Required work
In the entries that follow, find every line containing "scroll" and copy it.

----- Data shown -----

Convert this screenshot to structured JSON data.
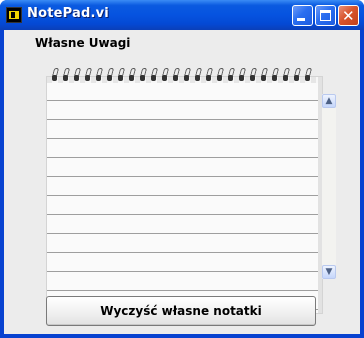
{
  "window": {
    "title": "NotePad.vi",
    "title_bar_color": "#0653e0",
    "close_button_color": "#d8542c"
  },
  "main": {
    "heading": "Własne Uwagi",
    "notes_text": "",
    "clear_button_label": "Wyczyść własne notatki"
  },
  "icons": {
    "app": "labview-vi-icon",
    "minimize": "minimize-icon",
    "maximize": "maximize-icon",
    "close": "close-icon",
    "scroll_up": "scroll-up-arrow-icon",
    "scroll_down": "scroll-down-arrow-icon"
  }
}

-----
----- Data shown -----

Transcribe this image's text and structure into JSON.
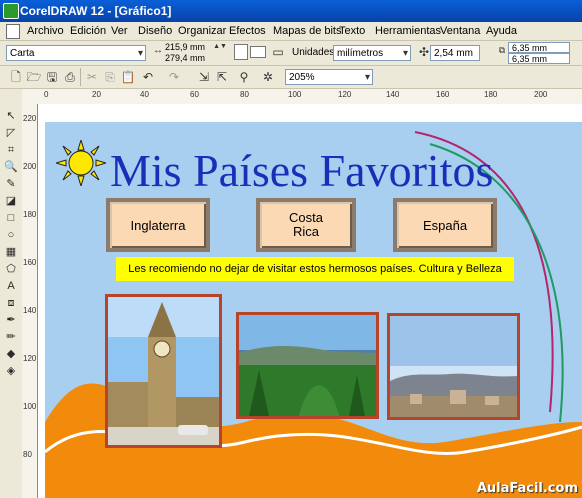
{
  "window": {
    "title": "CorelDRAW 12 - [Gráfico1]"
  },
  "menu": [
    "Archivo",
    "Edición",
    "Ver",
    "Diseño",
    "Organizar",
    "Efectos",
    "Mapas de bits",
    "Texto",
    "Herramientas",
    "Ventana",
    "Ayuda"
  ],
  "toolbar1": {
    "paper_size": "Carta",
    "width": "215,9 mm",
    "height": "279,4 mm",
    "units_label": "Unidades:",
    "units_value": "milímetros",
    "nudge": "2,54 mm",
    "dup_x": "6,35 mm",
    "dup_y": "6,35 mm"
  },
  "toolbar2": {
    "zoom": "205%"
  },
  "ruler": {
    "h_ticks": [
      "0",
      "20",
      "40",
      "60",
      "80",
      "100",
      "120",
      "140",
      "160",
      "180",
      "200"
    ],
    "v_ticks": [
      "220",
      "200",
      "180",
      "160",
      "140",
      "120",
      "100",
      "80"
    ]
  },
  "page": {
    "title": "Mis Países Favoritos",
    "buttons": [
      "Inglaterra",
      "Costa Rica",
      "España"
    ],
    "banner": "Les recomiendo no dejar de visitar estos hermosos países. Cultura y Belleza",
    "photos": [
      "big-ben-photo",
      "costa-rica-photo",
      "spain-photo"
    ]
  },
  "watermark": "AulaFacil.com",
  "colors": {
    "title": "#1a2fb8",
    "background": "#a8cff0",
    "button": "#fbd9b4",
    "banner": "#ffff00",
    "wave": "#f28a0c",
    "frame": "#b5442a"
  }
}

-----

Task answer
    "scroll_up": "scroll-up-arrow-icon",
    "scroll_down": "scroll-down-arrow-icon"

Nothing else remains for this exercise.